Both before and after aggressive cancer cells spread, the vascular channels form characteristic patterns in human cancer patients that resemble those that are seen only in early embryos, Hendrix said.

Folberg added, "Because these patterns can be identified through angiographs or by specialized ultrasound, it may be possible to develop new non-invasive imaging tests to detect aggressive cancers. These tests may complement and perhaps even substitute for some forms of invasive biopsies."

Although the UI researchers focused their attention on ocular and skin melanoma, they have preliminary data suggesting that this phenomenon may occur in other tumors. The researchers are awaiting scientific peer review before they release any additional information.

Because this study deals with new and novel concepts in cancer biology, the American Journal of Pathology article is accompanied by a commentary by Mina Bissell, a noted breast cancer researcher and Life Sciences Division director at the Lawrence Berkeley National Laboratory. The journal Science also plans to include a story on the UI findings in its Sept. 3 issue.

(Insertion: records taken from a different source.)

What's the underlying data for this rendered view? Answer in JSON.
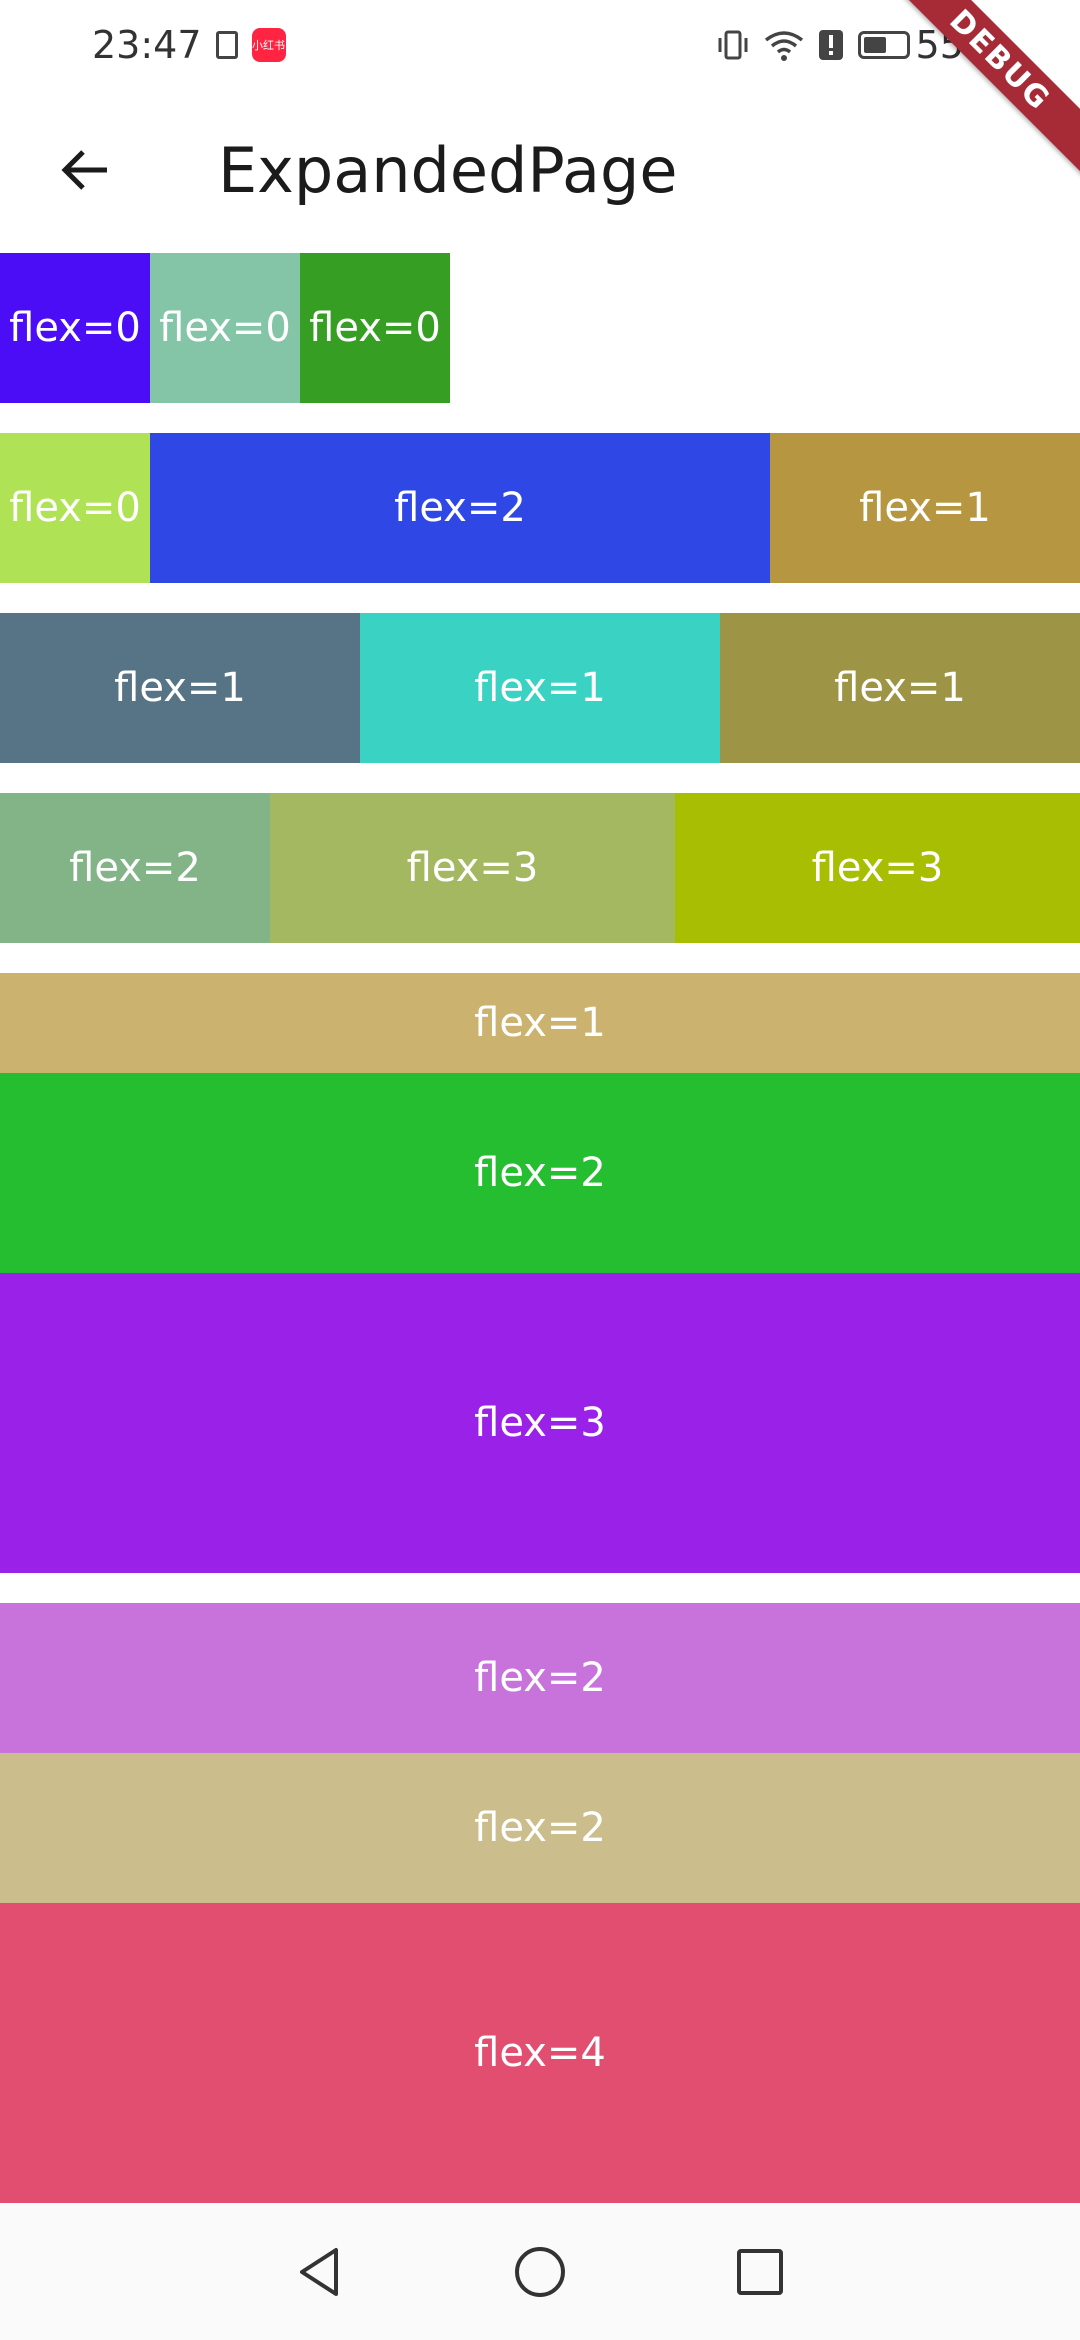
{
  "status_bar": {
    "time": "23:47",
    "notification_app": "小红书",
    "battery_percent": "55%",
    "battery_level": 0.55,
    "icons": [
      "vibrate-icon",
      "wifi-icon",
      "alert-icon",
      "battery-icon"
    ]
  },
  "debug_banner": "DEBUG",
  "app_bar": {
    "back_icon": "arrow-left-icon",
    "title": "ExpandedPage"
  },
  "rows": [
    {
      "cells": [
        {
          "label": "flex=0",
          "color": "#4a0df6"
        },
        {
          "label": "flex=0",
          "color": "#84c5a7"
        },
        {
          "label": "flex=0",
          "color": "#369f23"
        }
      ]
    },
    {
      "cells": [
        {
          "label": "flex=0",
          "color": "#b0e255"
        },
        {
          "label": "flex=2",
          "color": "#2f47e5"
        },
        {
          "label": "flex=1",
          "color": "#b79641"
        }
      ]
    },
    {
      "cells": [
        {
          "label": "flex=1",
          "color": "#567485"
        },
        {
          "label": "flex=1",
          "color": "#39d2c3"
        },
        {
          "label": "flex=1",
          "color": "#9e9445"
        }
      ]
    },
    {
      "cells": [
        {
          "label": "flex=2",
          "color": "#82b487"
        },
        {
          "label": "flex=3",
          "color": "#a4b862"
        },
        {
          "label": "flex=3",
          "color": "#a7be03"
        }
      ]
    }
  ],
  "column_a": [
    {
      "label": "flex=1",
      "color": "#cbb26e"
    },
    {
      "label": "flex=2",
      "color": "#24be30"
    },
    {
      "label": "flex=3",
      "color": "#9a22e8"
    }
  ],
  "column_b": [
    {
      "label": "flex=2",
      "color": "#c773db"
    },
    {
      "label": "flex=2",
      "color": "#ccbd8d"
    },
    {
      "label": "flex=4",
      "color": "#e24e6f"
    }
  ],
  "nav": {
    "back": "triangle-back-icon",
    "home": "circle-home-icon",
    "recents": "square-recents-icon"
  }
}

In addition to Hendrix and Maniotis, the other researchers from Hendrix's lab who were involved in this study included Angela Hess, UI graduate student, and Elisabeth Seftor, research specialist. Folberg's research assistant Lynn Gardner also contributed to this investigation, as did Jacob Pe'er from the Hadassah University Hospital, and Jeffrey M. Trent and Paul S. Meltzer from the National Institutes of Health (NIH), Human Genome Research Institute.

The research was made possible through support from the UI Central Microscopy Research Facility and the Charles Hendrix Research Foundation, and through grants from the National Eye Institute and the National Cancer Institute, as well as a grant from Research to Prevent Blindness Inc., for which Folberg serves as a senior scientific investigator.

More information about the UI research is available at the following Web sites: http://webeye.ophth.uiowa.edu/eyepath/ and http://www.uiowa.edu/~anatomy/pages/labs/hendrix.html